(What is expected) Below is a set of entries; give all of them again exactly.

(Exercise inputs)
+---+

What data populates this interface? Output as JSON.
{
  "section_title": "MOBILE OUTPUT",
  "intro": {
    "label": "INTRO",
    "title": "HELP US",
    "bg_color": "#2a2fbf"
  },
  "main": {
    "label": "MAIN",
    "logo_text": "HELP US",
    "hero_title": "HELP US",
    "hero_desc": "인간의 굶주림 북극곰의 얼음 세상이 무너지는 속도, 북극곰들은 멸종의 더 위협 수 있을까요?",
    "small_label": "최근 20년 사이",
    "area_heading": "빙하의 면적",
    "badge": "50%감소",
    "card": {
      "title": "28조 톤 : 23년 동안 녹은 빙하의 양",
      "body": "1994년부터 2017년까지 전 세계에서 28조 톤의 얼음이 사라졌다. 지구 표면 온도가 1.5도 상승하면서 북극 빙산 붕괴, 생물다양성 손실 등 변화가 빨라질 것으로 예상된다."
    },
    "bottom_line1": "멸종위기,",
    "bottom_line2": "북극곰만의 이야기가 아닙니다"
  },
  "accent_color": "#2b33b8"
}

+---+

(Output of the exercise)
What data populates this interface? Output as JSON.
{
  "section_title": "MOBILE OUTPUT",
  "intro": {
    "label": "INTRO",
    "title": "HELP US",
    "bg_color": "#2a2fbf"
  },
  "main": {
    "label": "MAIN",
    "logo_text": "HELP US",
    "hero_title": "HELP US",
    "hero_desc": "인간의 굶주림 북극곰의 얼음 세상이 무너지는 속도, 북극곰들은 멸종의 더 위협 수 있을까요?",
    "small_label": "최근 20년 사이",
    "area_heading": "빙하의 면적",
    "badge": "50%감소",
    "card": {
      "title": "28조 톤 : 23년 동안 녹은 빙하의 양",
      "body": "1994년부터 2017년까지 전 세계에서 28조 톤의 얼음이 사라졌다. 지구 표면 온도가 1.5도 상승하면서 북극 빙산 붕괴, 생물다양성 손실 등 변화가 빨라질 것으로 예상된다."
    },
    "bottom_line1": "멸종위기,",
    "bottom_line2": "북극곰만의 이야기가 아닙니다"
  },
  "accent_color": "#2b33b8"
}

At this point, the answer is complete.